Let’s start with this: stress is a perfectly normal reaction for your body. The human body is wired to react to physical and emotional challenges. So, whatever it is that you’re feeling is perfectly normal. But, we do need to make sure that our stress levels are balanced for the sake of our physical and mental well-being.
What is stress?
Stress is the body’s response to a challenge or demand. We all experience stress triggered by a range of events, from small daily hassles to significant life changes like a divorce or loss of a job. The stress response includes physical components, such as an elevated heart rate and blood pressure, thoughts and personal beliefs about the stressful event, and emotions, including fear and anger. Although we often think of it as unfavorable, stress can also come from positive life changes, like getting a promotion at work or having a baby.
How can we handle stress in healthy ways?
Stress serves an essential purpose — it enables us to respond quickly to threats and avoid danger. However, lengthy exposure to stress may lead to mental health difficulties or increased physical health problems. As we’re now one year into the COVID-19 pandemic, it seems like almost everyone is coping with high levels of stress, and it’s worth noting that increased stress levels can interfere with our ability to deal with physical illness, as well.
While we can’t avoid all stress, we can find ways to create healthy habits that help us relax.
Eat healthy food and drink more water: Consuming a nutritious, balanced diet can combat stress. Try to reduce your caffeine intake – high levels of caffeine can increase some physical symptoms of anxiety, such as palpitations and high blood pressure. If you have any concerns about your diet, consult your doctor.
Exercise regularly. In addition to having physical health benefits, exercise is a powerful stress reliever. Consider non-competitive aerobic exercise, strength training with weights, or movement activities like yoga or Tai Chi, and set reasonable goals for yourself. This isn’t a competition – it’s about you taking care of yourself. Whatever it is that you do is good enough for you.
Practice relaxation techniques. Taking the time to relax every day helps manage stress and protect the body from the effects of stress. You can choose from various methods, such as deep breathing, imagery, progressive muscle relaxation, or mindfulness meditation. Many web and smartphone apps are available to guide you through these techniques.
Reduce triggers of stress. If you’re like most people, your life may be filled with too many things to do, and too little time to do them. Free up some time by practicing time-management skills like asking for help when it’s appropriate, setting priorities, pacing yourself, and reserving some time to take care of yourself.
Set realistic goals and expectations. It’s ok — and healthy — to realize you can’t be 100% successful at everything, all the time. Be mindful of the things you can control, and accept the things you can’t control.
Sell yourself to yourself. When you’re feeling overwhelmed, remind yourself of what you do well. Have a healthy sense of self-esteem.
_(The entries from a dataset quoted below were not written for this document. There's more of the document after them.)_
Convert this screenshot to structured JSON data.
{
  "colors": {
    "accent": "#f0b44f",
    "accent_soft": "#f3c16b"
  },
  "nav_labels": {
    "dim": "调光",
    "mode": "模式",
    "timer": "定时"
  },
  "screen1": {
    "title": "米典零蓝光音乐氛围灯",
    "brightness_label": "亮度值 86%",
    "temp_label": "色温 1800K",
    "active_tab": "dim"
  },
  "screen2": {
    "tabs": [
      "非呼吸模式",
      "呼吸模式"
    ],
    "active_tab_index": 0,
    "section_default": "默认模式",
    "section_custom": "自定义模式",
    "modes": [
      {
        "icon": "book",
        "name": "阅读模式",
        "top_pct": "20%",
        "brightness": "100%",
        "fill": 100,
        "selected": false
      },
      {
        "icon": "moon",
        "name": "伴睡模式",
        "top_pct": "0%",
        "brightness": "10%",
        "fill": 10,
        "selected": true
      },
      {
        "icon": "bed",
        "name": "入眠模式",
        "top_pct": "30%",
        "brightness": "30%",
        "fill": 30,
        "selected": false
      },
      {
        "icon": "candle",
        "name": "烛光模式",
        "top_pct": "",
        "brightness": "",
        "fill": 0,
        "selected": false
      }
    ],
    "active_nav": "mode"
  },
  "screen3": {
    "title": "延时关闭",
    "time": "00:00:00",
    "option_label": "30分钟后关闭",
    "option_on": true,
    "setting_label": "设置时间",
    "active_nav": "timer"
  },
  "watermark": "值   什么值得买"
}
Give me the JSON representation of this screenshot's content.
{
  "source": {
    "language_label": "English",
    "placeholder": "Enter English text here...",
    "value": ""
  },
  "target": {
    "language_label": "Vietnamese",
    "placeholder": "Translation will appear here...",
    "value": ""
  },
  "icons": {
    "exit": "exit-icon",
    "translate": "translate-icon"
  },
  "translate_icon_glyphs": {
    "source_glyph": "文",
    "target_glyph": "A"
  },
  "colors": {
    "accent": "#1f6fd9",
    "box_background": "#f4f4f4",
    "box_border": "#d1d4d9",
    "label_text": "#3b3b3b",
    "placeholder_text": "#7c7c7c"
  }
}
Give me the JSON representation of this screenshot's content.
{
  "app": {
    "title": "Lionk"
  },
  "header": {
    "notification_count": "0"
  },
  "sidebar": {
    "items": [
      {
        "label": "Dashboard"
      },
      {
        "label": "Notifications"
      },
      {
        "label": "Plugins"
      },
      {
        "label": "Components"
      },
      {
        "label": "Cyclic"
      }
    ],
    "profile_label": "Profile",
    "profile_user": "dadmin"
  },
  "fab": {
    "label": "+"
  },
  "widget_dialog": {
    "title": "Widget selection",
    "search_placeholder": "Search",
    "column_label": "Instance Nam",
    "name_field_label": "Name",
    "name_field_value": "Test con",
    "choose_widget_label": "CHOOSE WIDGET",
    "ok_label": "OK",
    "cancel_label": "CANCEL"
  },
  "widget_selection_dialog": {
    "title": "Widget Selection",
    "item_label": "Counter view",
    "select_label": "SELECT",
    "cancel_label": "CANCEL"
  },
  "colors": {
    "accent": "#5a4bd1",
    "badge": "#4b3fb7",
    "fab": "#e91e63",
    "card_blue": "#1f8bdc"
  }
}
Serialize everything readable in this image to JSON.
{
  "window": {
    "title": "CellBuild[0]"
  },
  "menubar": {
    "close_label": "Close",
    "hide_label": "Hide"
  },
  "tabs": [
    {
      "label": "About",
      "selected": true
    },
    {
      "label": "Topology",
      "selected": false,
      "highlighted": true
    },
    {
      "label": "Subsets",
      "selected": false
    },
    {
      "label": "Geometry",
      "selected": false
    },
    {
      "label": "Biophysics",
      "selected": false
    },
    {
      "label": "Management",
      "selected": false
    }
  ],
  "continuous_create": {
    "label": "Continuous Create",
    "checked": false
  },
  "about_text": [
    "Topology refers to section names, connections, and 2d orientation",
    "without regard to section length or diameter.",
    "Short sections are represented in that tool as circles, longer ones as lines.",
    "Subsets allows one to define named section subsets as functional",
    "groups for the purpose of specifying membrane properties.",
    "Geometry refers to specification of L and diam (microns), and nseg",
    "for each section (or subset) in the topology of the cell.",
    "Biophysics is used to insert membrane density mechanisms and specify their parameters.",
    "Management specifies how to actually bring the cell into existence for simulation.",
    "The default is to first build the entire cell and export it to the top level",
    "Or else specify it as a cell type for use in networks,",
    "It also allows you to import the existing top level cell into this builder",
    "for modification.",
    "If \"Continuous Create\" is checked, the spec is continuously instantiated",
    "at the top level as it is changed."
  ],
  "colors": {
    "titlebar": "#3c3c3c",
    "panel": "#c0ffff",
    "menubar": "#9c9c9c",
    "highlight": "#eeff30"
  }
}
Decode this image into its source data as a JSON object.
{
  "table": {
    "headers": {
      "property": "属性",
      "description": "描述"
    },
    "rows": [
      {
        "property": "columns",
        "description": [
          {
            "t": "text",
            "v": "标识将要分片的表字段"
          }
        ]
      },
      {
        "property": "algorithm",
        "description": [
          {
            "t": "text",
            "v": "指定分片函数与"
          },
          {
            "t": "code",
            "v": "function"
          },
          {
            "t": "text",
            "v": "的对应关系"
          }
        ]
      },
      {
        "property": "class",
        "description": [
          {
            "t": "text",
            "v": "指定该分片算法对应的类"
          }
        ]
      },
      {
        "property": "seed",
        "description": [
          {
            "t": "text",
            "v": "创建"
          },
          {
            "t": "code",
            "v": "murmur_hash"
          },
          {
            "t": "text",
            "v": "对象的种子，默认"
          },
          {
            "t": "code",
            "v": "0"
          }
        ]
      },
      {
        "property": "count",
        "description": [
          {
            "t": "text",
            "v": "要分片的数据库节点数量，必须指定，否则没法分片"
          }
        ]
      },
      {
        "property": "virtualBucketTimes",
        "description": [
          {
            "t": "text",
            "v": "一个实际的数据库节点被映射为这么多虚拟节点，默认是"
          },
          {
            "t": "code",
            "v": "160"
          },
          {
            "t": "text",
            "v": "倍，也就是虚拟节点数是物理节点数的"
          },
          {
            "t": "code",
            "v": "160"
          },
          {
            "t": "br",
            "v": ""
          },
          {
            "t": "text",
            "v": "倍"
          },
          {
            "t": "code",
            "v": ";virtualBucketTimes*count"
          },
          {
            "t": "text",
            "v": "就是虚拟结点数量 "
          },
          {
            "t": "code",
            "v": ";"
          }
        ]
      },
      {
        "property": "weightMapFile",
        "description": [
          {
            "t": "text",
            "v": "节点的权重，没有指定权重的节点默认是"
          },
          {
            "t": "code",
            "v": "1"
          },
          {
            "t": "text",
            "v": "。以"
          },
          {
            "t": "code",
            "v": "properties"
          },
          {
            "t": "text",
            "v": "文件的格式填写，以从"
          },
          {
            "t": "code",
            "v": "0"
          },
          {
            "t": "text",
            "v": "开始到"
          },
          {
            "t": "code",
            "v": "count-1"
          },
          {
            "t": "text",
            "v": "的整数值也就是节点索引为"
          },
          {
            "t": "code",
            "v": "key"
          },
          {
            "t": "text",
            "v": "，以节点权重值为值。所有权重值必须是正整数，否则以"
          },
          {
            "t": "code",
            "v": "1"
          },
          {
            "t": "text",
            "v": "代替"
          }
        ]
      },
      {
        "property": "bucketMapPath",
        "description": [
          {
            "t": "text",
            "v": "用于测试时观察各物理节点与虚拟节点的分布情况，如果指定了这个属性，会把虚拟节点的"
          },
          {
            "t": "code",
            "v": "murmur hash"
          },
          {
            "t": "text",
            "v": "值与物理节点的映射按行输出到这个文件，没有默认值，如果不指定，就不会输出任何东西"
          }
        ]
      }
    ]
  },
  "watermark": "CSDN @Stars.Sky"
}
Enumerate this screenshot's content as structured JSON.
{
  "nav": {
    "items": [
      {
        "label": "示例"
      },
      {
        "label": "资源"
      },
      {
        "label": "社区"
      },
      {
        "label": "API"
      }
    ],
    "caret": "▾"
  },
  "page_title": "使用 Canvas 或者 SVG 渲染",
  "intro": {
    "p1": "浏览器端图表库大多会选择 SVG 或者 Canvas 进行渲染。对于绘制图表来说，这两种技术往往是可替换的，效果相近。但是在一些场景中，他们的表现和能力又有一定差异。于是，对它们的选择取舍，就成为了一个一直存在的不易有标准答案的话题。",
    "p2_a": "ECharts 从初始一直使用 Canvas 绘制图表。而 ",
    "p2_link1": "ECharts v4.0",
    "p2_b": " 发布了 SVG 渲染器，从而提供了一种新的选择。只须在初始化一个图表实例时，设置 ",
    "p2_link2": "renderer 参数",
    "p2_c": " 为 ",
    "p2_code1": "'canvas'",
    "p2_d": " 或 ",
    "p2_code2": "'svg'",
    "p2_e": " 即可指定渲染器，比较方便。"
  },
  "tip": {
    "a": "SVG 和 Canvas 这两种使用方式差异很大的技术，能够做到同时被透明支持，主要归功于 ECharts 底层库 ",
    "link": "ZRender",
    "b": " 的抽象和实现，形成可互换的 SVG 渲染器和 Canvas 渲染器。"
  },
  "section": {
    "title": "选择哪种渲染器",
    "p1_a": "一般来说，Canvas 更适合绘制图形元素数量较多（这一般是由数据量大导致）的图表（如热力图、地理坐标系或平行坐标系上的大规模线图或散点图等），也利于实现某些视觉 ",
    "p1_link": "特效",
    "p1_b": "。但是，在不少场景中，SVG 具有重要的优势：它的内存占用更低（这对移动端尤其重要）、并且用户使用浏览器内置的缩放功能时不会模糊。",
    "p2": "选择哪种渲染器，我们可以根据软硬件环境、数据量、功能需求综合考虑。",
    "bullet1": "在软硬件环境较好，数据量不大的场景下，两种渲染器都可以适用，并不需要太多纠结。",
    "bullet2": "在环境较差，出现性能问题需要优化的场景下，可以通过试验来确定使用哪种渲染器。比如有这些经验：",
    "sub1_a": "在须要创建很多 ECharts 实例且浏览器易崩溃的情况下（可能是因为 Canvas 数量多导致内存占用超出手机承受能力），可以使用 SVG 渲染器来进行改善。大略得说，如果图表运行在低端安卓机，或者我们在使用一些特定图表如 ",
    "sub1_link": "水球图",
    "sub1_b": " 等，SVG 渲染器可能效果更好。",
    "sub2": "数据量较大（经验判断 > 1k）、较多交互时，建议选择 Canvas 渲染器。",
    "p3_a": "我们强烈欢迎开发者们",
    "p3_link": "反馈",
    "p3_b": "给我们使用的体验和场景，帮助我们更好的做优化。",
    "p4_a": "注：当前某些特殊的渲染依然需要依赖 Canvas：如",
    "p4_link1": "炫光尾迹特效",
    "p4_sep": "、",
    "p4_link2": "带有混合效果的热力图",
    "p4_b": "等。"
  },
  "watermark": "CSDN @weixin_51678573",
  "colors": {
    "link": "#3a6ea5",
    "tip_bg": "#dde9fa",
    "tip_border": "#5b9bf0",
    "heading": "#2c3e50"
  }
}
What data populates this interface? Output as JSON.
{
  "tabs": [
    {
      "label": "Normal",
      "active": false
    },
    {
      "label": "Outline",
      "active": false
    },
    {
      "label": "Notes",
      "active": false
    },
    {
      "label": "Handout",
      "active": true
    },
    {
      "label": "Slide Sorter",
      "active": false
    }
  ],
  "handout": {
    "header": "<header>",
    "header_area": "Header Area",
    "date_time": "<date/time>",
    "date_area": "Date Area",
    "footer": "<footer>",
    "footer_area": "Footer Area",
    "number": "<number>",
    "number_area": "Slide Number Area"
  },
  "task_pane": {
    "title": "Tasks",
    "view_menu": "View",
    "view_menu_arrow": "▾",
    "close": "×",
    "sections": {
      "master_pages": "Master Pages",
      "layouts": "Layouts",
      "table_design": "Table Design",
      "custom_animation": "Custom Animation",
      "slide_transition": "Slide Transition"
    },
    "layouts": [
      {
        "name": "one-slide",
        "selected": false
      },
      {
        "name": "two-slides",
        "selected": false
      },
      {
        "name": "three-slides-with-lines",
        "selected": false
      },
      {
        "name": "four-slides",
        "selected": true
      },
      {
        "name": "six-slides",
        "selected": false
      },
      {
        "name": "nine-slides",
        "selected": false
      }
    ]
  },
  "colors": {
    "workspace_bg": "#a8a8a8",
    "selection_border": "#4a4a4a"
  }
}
Find your circle of support. Spending time with people who are currently going through similar challenges as yours can help you immensely. Find the right circle for you and surround yourself with supportive people.
Feel like you’re ready to try some relaxing methods? Here are some that we love:
Deep breathing exercises
Progressive muscle relaxation
Mental imagery relaxation
If you feel like your stress levels are harming you in any way, physically or mentally, please consult your healthcare provider.
What to do if you have trouble sleeping
Insomnia, or difficulty with sleeping, is a common symptom of stress. Please note that insomnia can also be a symptom of illness, so make sure to talk to your doctor, if needed. If you are experiencing sleep issues related to stress, here are some things you can do:
Establish a regular sleep schedule – go to bed and get up at the same time every day.
Make sure your bed and surroundings are comfortable.
Keep your bedroom dark and quiet.
Use your bedroom for sleeping only -don’t work or watch TV in your bedroom.
If you feel nervous or anxious, talk to your spouse, partner, or a trusted friend or find a support group to help get your troubles off your mind.
Listen to relaxing music.
If you can’t sleep, get up and do something relaxing until you feel tired -don’t stay in bed worrying about when you’re going to fall asleep.
Maintain a regular exercise routine, but don’t exercise within two to three hours before the time you go to bed.
Remember – we’re all experiencing some significant changes in our lives. It’s ok to feel stress and to feel overwhelmed. Find your Circles of Support, and always find the time to take care of yourself.